I’m no longer that young woman, with the quick, light step. I still believe anything is possible, and I will always believe in hope. But I have to hold onto that based on faith – I don’t have the energy I once had, and I sure don’t have the physical resilience I once had. And now I accept the fact that I am mortal. I don’t think I fully believed in death and mortality when I was in my 20’s. It seemed so far away, as to seem like only a story. Yes, that happens to some people. But not to me.
But today, I am disabled. At least for the foreseeable future. That is a hard truth to come up against. I am not what I once was. And I never will be.
I am strong. I am powerful. But I now walk with a shuffle and a little bit of a limp. I walk like an old woman.
In my mind, I see the image of who I was 25 years ago, and I see a young woman skipping down the escalator at Westlake Mall. I remember a young man, a stranger, approaching that woman, and asking her to have lunch with him, because he is so drawn to her.
Then I look in the mirror, and grieve.
I sit at my computer, and my hands begin to tingle as I type this. Shortly they will feel numb, and I will have to stop.
I get up from the computer to walk into the living room to rest my hands. I shuffle along, because my hips are stiff, and my legs ache. Where is that girl with the light step, now, I wonder?
I sit down for a while, putting my feet up, to take the pressure off my knees and my hips. I can’t knit, because that hurts, too.
I try to relax, and I have stabbing pains in my heel, I assume from neuropathy.
I am disabled. But I am glad to be alive.

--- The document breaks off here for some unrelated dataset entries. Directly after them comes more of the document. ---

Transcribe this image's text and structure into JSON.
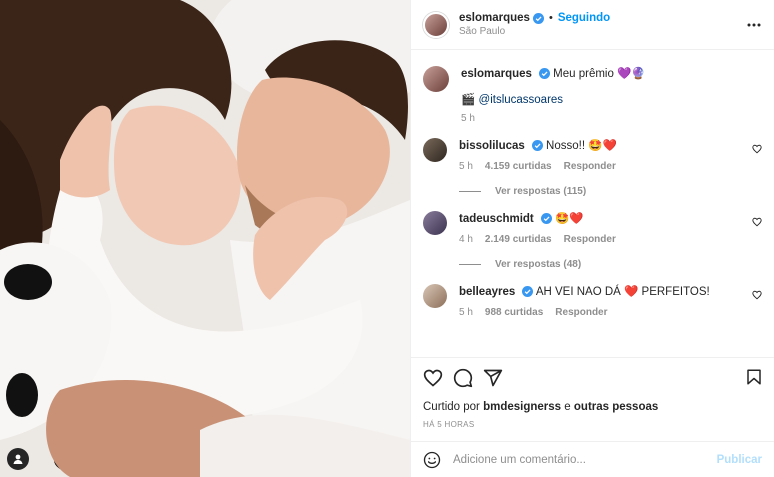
{
  "author": {
    "username": "eslomarques",
    "follow_status": "Seguindo",
    "separator": "•",
    "location": "São Paulo"
  },
  "caption": {
    "username": "eslomarques",
    "text": "Meu prêmio 💜🔮",
    "tag_line": "🎬 @itslucassoares",
    "time": "5 h"
  },
  "comments": [
    {
      "username": "bissolilucas",
      "text": "Nosso!! 🤩❤️",
      "time": "5 h",
      "likes": "4.159 curtidas",
      "reply": "Responder",
      "replies": "Ver respostas (115)"
    },
    {
      "username": "tadeuschmidt",
      "text": "🤩❤️",
      "time": "4 h",
      "likes": "2.149 curtidas",
      "reply": "Responder",
      "replies": "Ver respostas (48)"
    },
    {
      "username": "belleayres",
      "text": "AH VEI NAO DÁ ❤️ PERFEITOS!",
      "time": "5 h",
      "likes": "988 curtidas",
      "reply": "Responder"
    }
  ],
  "likes": {
    "prefix": "Curtido por",
    "user": "bmdesignerss",
    "joiner": "e",
    "others": "outras pessoas"
  },
  "timestamp": "HÁ 5 HORAS",
  "add_comment": {
    "placeholder": "Adicione um comentário...",
    "publish": "Publicar"
  },
  "icons": {
    "verified": "verified-badge-icon",
    "more": "more-options-icon",
    "like": "heart-icon",
    "comment": "comment-icon",
    "share": "share-icon",
    "save": "bookmark-icon",
    "emoji": "emoji-icon",
    "user_tag": "user-tag-icon"
  },
  "colors": {
    "accent": "#0095f6",
    "verified": "#3897f0",
    "publish_disabled": "#b2dffc",
    "muted": "#8e8e8e",
    "link": "#00376b"
  }
}
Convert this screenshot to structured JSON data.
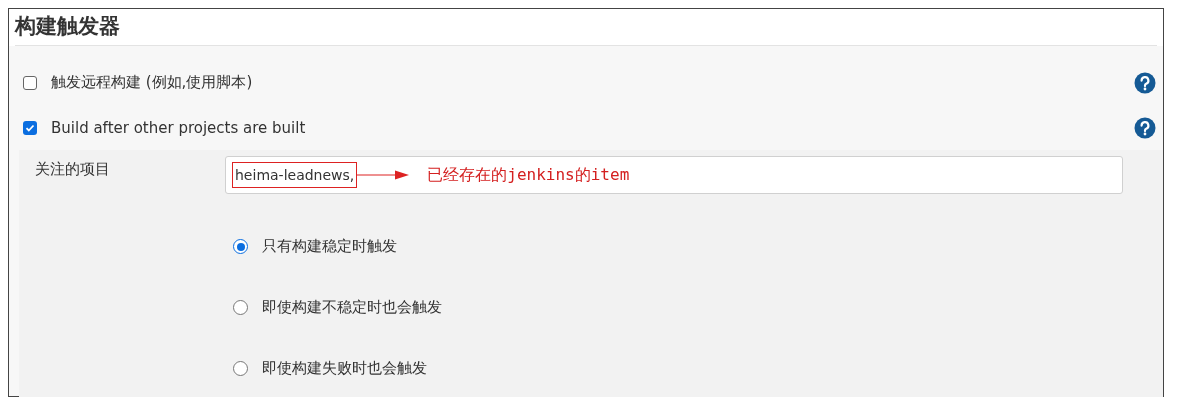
{
  "section": {
    "title": "构建触发器"
  },
  "triggers": [
    {
      "label": "触发远程构建 (例如,使用脚本)",
      "checked": false
    },
    {
      "label": "Build after other projects are built",
      "checked": true
    }
  ],
  "watch": {
    "label": "关注的项目",
    "value": "heima-leadnews,",
    "annotation": "已经存在的jenkins的item"
  },
  "conditions": [
    {
      "label": "只有构建稳定时触发",
      "selected": true
    },
    {
      "label": "即使构建不稳定时也会触发",
      "selected": false
    },
    {
      "label": "即使构建失败时也会触发",
      "selected": false
    }
  ]
}
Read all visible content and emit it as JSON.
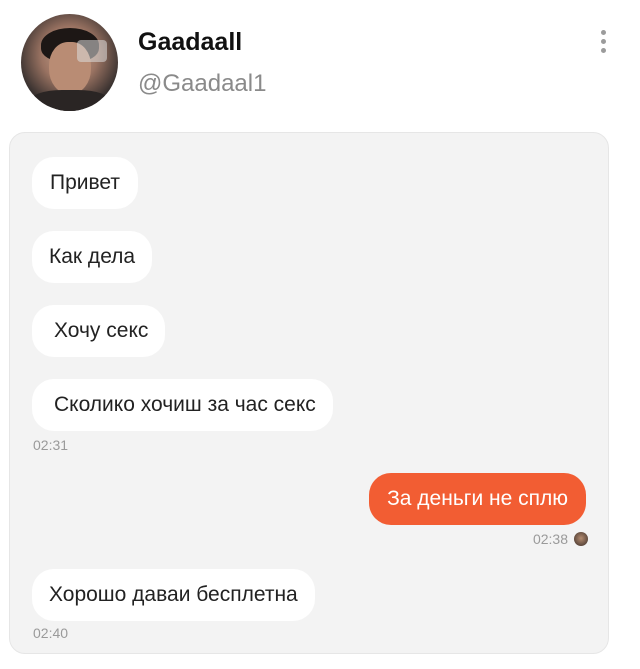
{
  "profile": {
    "display_name": "Gaadaall",
    "handle": "@Gaadaal1",
    "avatar_icon": "user-avatar-photo",
    "more_icon": "vertical-ellipsis-icon"
  },
  "colors": {
    "outgoing_bubble": "#f25d33",
    "incoming_bubble": "#ffffff",
    "chat_background": "#f3f3f3"
  },
  "messages": [
    {
      "text": "Привет",
      "direction": "incoming"
    },
    {
      "text": "Как дела",
      "direction": "incoming"
    },
    {
      "text": "Хочу секс",
      "direction": "incoming"
    },
    {
      "text": "Сколико хочиш за час секс",
      "direction": "incoming",
      "time": "02:31"
    },
    {
      "text": "За деньги не сплю",
      "direction": "outgoing",
      "time": "02:38"
    },
    {
      "text": "Хорошо даваи бесплетна",
      "direction": "incoming",
      "time": "02:40"
    }
  ]
}
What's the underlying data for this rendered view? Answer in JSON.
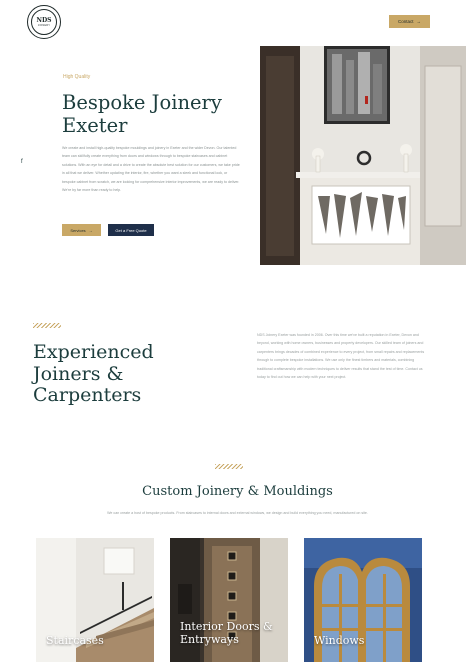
{
  "header": {
    "logo_text": "NDS",
    "logo_subtext": "JOINERY",
    "contact_label": "Contact",
    "contact_icon": "arrow-right-icon"
  },
  "sidebar": {
    "social_icon": "facebook-icon"
  },
  "hero": {
    "kicker": "High Quality",
    "title_line1": "Bespoke Joinery",
    "title_line2": "Exeter",
    "body": "We create and install high-quality bespoke mouldings and joinery in Exeter and the wider Devon. Our talented team can skillfully create everything from doors and windows through to bespoke staircases and cabinet solutions. With an eye for detail and a drive to create the absolute best solution for our customers, we take pride in all that we deliver. Whether updating the interior, fire, whether you want a sleek and functional look, or bespoke cabinet from scratch, we are looking for comprehensive interior improvements, we are ready to deliver. We're by far more than ready to help.",
    "primary_button": "Services",
    "secondary_button": "Get a Free Quote"
  },
  "experience": {
    "title_line1": "Experienced",
    "title_line2": "Joiners &",
    "title_line3": "Carpenters",
    "body": "NDS Joinery Exeter was founded in 2006. Over this time we've built a reputation in Exeter, Devon and beyond, working with home owners, businesses and property developers. Our skilled team of joiners and carpenters brings decades of combined experience to every project, from small repairs and replacements through to complete bespoke installations. We use only the finest timbers and materials, combining traditional craftsmanship with modern techniques to deliver results that stand the test of time. Contact us today to find out how we can help with your next project."
  },
  "custom": {
    "title": "Custom Joinery & Mouldings",
    "subtitle": "We can create a host of bespoke products. From staircases to internal doors and external windows, we design and build everything you need, manufactured on site."
  },
  "cards": [
    {
      "label": "Staircases"
    },
    {
      "label_line1": "Interior Doors &",
      "label_line2": "Entryways"
    },
    {
      "label": "Windows"
    }
  ]
}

When I was receiving the chemo dose of taxol at the halfway point, my oncology nurse commented, “You’re at the top of the mountain!” Looking back on that, I can see now that she meant we were at the zenith, so to speak, of my chemotherapy regimen with taxol, and I could begin the countdown to the last one. Which is something to celebrate, even though I still had 6 more weeks to go, and nothing had changed about my situation at that moment.
At the time, I was thinking “Yay! All down hill from here!” Never having climbed to the top of a mountain, I of course knew nothing about what it actually might take to come down off the mountain. I was all about “Yes! We made it to the top!” Little did I consider that coming down the mountain is just as hard and treacherous as climbing up. Perhaps more treacherous, as you are moving in the same direction as gravity coming down, and your chances of falling on your ass increase as a result. Still, I’m no quitter, so I’ll just keep on truckin’ cause I sure do want to get off this freaking mountain. I didn’t want to climb it in the first place, but I got chased up here by that damn tumor, so it was climb or perish and here we are. Now I get to pick my way down, oh-so-carefully, and I already know I will not reach the bottom unscathed. I have quite a collection of bumps, bruises, and boo-boos already, and the big finale still to come.
Just when I learned to take certain things for granted, like putting on or taking off a shirt over my head.
Port is coming out today!
After 20 weeks of chemo, 6 weeks of radiation, and a few weeks rest break, my beloved little purple port is coming out today.